EC MINISTERS DISAGREE OVER ENDING SUBSIDIES

EC MINISTERS DISAGREE OVER ENDING SUBSIDIES

European Community agriculture ministers Wednesday ended the first round of their 1988-89 farm price talks at odds over subsidies to farmers in three weak-currency nations, officials said.

Ireland, France and Italy refused to end the EC's green currency system of border subsidies and taxes that even out currency fluctuations, officials said.Under its farm price package for the 1988-89 marketing year that began April 1, the EC Commission has proposed to end these subsidies and levies on intra-EC farm trade, except for Greece.

A commission official said retaining subsidies for farmers in other weak- currency nations would require extra funds that the near-bankrupt EC does not have.

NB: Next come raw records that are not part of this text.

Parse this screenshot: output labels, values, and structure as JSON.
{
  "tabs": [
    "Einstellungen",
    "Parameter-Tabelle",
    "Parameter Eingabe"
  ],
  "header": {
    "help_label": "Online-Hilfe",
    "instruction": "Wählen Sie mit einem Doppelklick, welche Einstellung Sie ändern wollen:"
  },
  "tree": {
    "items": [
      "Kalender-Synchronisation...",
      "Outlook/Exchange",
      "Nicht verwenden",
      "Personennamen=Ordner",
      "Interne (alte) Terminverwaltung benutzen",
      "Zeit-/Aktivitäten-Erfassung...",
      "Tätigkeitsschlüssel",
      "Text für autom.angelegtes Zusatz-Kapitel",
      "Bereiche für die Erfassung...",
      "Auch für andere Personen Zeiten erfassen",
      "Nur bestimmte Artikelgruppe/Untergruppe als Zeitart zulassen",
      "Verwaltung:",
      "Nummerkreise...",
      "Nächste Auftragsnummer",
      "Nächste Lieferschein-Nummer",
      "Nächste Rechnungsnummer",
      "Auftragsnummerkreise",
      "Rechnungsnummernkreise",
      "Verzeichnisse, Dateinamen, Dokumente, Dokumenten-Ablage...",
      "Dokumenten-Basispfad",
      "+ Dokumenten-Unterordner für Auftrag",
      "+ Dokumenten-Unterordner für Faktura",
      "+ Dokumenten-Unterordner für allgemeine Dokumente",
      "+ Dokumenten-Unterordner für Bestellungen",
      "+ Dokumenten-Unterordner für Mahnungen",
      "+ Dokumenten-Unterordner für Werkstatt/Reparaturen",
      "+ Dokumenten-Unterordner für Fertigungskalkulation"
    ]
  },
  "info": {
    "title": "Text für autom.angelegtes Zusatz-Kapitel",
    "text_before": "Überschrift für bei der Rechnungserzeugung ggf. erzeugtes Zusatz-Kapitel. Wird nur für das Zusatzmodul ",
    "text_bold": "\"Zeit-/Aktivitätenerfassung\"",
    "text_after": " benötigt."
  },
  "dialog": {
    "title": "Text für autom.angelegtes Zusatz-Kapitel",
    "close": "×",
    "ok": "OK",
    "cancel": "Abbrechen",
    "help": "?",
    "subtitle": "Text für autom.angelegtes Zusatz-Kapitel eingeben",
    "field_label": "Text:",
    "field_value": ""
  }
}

The commission, for budgetary reasons, cannot give in to specific requests to retain the subsidies, he said. We are ready to seek a reasonable compromise, but only on the price package in its entirety.

The comment reflected the commission's determination to defend its 1988-89 price package that began April 1. The package was put together under orders of the government leaders of the 12 EC nations.

The commission seeks to limit spending on subsidies for the EC's 10.3 million farmers to 27.5 billion European currency units, or $33.8 billion, this year.

This is the same as in 1987 and follows years of runaway spending led to over-production and trade frictions with the United States.

The farm ministers formally agreed to impose stabilizers on EC's farm spending. Agreed to by the EC summit meeting last February, these will curb production as soon as output levels and spending reach a fixed level.

The ministers opened their first round of discussions on the 1988-89 price package Monday. The meeting ended early Wednesday, and a second round will be held May 16-17 in Brussels.

It is premature to expect the ministers will reach a common agreement by then, the commission official said.

In recent years the farm price talks have dragged on for many months in often round-the-clock meetings with the ministers wearing each other down to get concessions. The negotiations have rarely been concluded before April 1 when the new marketing year begins for some products.

Officials said they expected this year's negotiations to be completed in early June.